There are over eight thousand articles about geology on Wikipedia - and that's just those which are easy to classify. Whether you agree with Wikipedia or not, this information is reaching a huge audience - the 'volcano' page receives over 160,000 hits per month. With so much traffic around the world, the consequences of errors or misleading articles can be huge. 

To try and encourage greater accuracy, particularly in the science pages, Wikimedia UK is collaborating with scientific organisations to encourage more members to contribute to Wikipedia articles.
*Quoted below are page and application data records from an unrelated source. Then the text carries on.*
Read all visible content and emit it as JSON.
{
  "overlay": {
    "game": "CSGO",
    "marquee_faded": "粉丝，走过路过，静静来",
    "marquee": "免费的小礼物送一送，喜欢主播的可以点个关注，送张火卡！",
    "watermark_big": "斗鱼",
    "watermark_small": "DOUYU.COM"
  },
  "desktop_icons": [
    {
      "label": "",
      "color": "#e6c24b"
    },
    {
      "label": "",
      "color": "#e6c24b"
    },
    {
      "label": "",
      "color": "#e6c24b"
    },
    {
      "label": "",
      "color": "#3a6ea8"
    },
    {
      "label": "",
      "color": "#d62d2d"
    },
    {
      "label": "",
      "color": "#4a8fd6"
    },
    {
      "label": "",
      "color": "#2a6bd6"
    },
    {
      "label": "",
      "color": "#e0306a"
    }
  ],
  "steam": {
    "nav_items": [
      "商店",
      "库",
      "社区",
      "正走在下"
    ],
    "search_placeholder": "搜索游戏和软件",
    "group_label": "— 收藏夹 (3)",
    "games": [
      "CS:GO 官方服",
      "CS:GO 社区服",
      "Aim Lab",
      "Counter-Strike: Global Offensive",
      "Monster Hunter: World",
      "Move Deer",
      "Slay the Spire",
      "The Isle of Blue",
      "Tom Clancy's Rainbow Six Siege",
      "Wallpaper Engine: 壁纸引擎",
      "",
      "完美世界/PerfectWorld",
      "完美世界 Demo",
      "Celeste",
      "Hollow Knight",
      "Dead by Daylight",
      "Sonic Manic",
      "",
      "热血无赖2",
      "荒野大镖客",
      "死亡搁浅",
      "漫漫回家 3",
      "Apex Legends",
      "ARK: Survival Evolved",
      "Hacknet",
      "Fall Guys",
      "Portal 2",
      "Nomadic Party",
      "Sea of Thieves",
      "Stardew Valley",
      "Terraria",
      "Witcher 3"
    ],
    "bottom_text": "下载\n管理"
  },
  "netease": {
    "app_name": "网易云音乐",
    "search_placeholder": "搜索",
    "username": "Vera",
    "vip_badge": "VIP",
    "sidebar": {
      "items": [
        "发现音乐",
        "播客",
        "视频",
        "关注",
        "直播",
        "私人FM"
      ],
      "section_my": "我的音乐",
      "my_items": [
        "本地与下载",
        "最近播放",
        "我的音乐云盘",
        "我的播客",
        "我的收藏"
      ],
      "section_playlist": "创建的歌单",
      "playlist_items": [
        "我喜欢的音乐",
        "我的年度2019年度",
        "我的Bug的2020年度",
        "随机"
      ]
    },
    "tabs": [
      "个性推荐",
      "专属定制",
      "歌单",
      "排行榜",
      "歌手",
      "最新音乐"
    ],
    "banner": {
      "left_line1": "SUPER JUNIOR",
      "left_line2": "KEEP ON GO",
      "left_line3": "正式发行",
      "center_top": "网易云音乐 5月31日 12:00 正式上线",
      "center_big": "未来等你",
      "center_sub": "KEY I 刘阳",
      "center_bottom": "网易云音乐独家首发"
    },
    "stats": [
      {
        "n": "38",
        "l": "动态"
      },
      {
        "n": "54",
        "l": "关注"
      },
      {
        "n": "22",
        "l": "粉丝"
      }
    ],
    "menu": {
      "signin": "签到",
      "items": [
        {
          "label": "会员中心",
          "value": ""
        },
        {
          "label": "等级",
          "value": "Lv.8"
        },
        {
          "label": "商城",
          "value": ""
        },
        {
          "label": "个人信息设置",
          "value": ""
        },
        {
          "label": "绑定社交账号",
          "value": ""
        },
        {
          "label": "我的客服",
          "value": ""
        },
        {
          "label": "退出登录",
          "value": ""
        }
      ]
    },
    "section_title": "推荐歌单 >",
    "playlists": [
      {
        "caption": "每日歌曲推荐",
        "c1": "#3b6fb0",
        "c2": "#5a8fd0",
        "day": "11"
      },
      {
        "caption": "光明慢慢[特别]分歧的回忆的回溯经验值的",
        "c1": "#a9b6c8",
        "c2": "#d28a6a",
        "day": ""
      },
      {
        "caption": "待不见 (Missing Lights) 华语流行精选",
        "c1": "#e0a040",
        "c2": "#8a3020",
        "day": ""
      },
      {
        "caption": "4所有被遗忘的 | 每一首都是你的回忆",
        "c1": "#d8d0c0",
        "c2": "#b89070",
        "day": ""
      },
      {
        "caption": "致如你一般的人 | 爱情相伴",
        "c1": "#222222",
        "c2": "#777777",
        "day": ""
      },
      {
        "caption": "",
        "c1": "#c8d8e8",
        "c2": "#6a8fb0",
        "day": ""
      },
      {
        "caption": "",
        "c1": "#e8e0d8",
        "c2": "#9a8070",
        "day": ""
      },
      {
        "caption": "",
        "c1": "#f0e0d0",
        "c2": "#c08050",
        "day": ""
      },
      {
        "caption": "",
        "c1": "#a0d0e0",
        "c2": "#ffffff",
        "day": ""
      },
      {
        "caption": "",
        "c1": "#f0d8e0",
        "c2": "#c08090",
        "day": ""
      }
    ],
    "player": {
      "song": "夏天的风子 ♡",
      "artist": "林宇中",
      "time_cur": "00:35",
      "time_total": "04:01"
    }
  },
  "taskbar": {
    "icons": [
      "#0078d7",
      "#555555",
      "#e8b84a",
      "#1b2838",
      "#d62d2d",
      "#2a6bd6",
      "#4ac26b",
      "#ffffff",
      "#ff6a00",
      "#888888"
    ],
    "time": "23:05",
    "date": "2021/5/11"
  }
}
GSL Fellow Brian Whalley took part in a recent event:

“On 30 March, the Geological Society and the Royal Society of Chemistry teamed up with Wikimedia UK to provide a training workshop on becoming a ‘Wikipedian’", he writes.

"Whilst Wikipedia is a resource that can induce contempt in some academics, many people, students and academics, do find it useful. Some correct or add new entries to increase Wikipedia’s range, depth, accuracy and utility. These 'Wikipedians' enhance the project by contributing their editing skills, interests and knowledge. 

"We had the opportunity to discuss Wikipedia’s rules about neutrality, referencing and correcting entries, as well as using a ‘sandbox’ or trial area to produce entries. Behind the scenes data shows that many entries of interest to geoscientists are ‘stubs’. These are articles ‘ deemed too short to provide encyclopaedic coverage of a subject’. Becoming a geoscientific Wikipedian would greatly enhance Wikipedia’s geological coverage.”

Wikipedia geology projectBecoming a Wikipedia editor can be daunting – the English site currently has nearly four million articles in all, and is expanding rapidly. To simplify things, the pages are organised into ‘projects’, with editors volunteering to join in with the projects which best fit their expertise. Projects can be general – there is a ‘geology project’, for example, or very specific subjects. Once a member, editors can get a better sense of what articles already exist, and which are in need of shaping up. They can also discuss any issues with other editors. 

All Wikipedia articles are rated for the accuracy, neutrality, completeness and style. ‘Featured articles’ (FA) are those which have come out on top, after being rated by Wikipedia editors. After this, articles are graded from A to C, or classified as ‘start’ or ‘stub’ articles which need completing. It’s easy to access the articles listed in the table, or have a look at a project which is more specific to your expertise, such as palaeontology, volcanoes, dinosaurs, etc.

A quick look at the geology project’s table shows that, whilst there are some excellent examples, there is still a lot of work to be done to improve geology’s presence on Wikipedia. 

Like it or not, Wikipedia has become one of the first - and often only - resources people turn to in search of answers. And despite the occasional well publicised errors and hoaxes, the site's commitment to providing accessible and high quality information is the reason for its popularity. The more experts engage, the better the information will be, and without their input, others less qualified will fill the gap. The responsibility lies with those who know better to get there first.